┌─ GIVEN DATA

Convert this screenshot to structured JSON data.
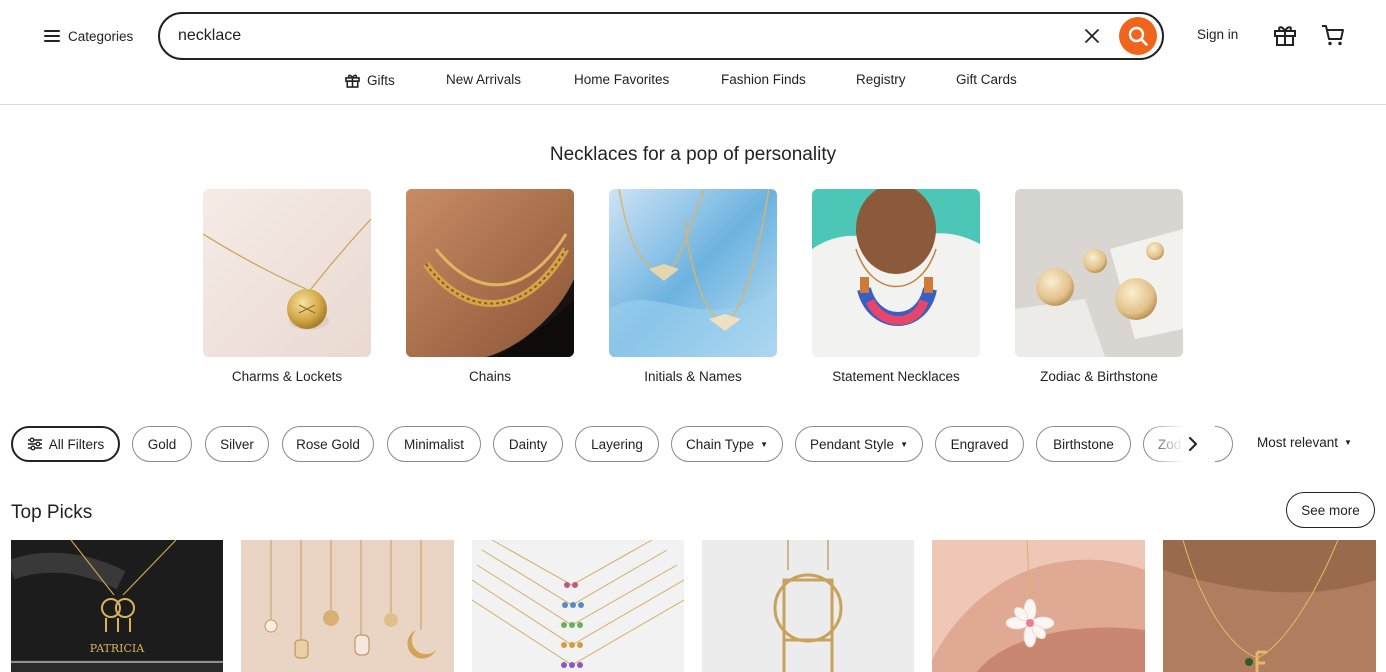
{
  "header": {
    "categories_label": "Categories",
    "search_value": "necklace",
    "sign_in_label": "Sign in",
    "accent_color": "#f1641e"
  },
  "nav": {
    "items": [
      {
        "label": "Gifts",
        "icon": "gift-icon"
      },
      {
        "label": "New Arrivals"
      },
      {
        "label": "Home Favorites"
      },
      {
        "label": "Fashion Finds"
      },
      {
        "label": "Registry"
      },
      {
        "label": "Gift Cards"
      }
    ]
  },
  "hero": {
    "title": "Necklaces for a pop of personality",
    "categories": [
      {
        "label": "Charms & Lockets"
      },
      {
        "label": "Chains"
      },
      {
        "label": "Initials & Names"
      },
      {
        "label": "Statement Necklaces"
      },
      {
        "label": "Zodiac & Birthstone"
      }
    ]
  },
  "filters": {
    "all_filters_label": "All Filters",
    "chips": [
      {
        "label": "Gold"
      },
      {
        "label": "Silver"
      },
      {
        "label": "Rose Gold"
      },
      {
        "label": "Minimalist"
      },
      {
        "label": "Dainty"
      },
      {
        "label": "Layering"
      },
      {
        "label": "Chain Type"
      },
      {
        "label": "Pendant Style"
      },
      {
        "label": "Engraved"
      },
      {
        "label": "Birthstone"
      },
      {
        "label": "Zod"
      }
    ],
    "sort_label": "Most relevant"
  },
  "top_picks": {
    "title": "Top Picks",
    "see_more_label": "See more",
    "image_text": "PATRICIA"
  }
}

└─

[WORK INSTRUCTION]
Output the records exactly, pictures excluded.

[FINAL ANSWER]
Convert this screenshot to structured JSON data.
{
  "header": {
    "categories_label": "Categories",
    "search_value": "necklace",
    "sign_in_label": "Sign in",
    "accent_color": "#f1641e"
  },
  "nav": {
    "items": [
      {
        "label": "Gifts",
        "icon": "gift-icon"
      },
      {
        "label": "New Arrivals"
      },
      {
        "label": "Home Favorites"
      },
      {
        "label": "Fashion Finds"
      },
      {
        "label": "Registry"
      },
      {
        "label": "Gift Cards"
      }
    ]
  },
  "hero": {
    "title": "Necklaces for a pop of personality",
    "categories": [
      {
        "label": "Charms & Lockets"
      },
      {
        "label": "Chains"
      },
      {
        "label": "Initials & Names"
      },
      {
        "label": "Statement Necklaces"
      },
      {
        "label": "Zodiac & Birthstone"
      }
    ]
  },
  "filters": {
    "all_filters_label": "All Filters",
    "chips": [
      {
        "label": "Gold"
      },
      {
        "label": "Silver"
      },
      {
        "label": "Rose Gold"
      },
      {
        "label": "Minimalist"
      },
      {
        "label": "Dainty"
      },
      {
        "label": "Layering"
      },
      {
        "label": "Chain Type"
      },
      {
        "label": "Pendant Style"
      },
      {
        "label": "Engraved"
      },
      {
        "label": "Birthstone"
      },
      {
        "label": "Zod"
      }
    ],
    "sort_label": "Most relevant"
  },
  "top_picks": {
    "title": "Top Picks",
    "see_more_label": "See more",
    "image_text": "PATRICIA"
  }
}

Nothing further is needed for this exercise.